◆ **Work request**
Copy each line of the records that contains the word "globe".

◆ **Data to examine**
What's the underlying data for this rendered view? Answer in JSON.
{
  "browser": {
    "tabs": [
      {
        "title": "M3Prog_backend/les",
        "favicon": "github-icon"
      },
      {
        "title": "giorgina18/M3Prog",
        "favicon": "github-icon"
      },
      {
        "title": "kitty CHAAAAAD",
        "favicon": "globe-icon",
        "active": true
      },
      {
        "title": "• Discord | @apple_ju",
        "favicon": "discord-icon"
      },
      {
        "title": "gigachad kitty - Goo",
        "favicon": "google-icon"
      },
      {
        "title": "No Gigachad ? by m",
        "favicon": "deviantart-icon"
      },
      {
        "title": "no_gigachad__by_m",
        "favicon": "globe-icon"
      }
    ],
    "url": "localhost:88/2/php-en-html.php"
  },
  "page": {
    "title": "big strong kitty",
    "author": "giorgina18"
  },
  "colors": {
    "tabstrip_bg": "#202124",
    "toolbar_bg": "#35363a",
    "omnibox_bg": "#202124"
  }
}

◆ **Solution to this task**
        "favicon": "globe-icon",
        "favicon": "globe-icon"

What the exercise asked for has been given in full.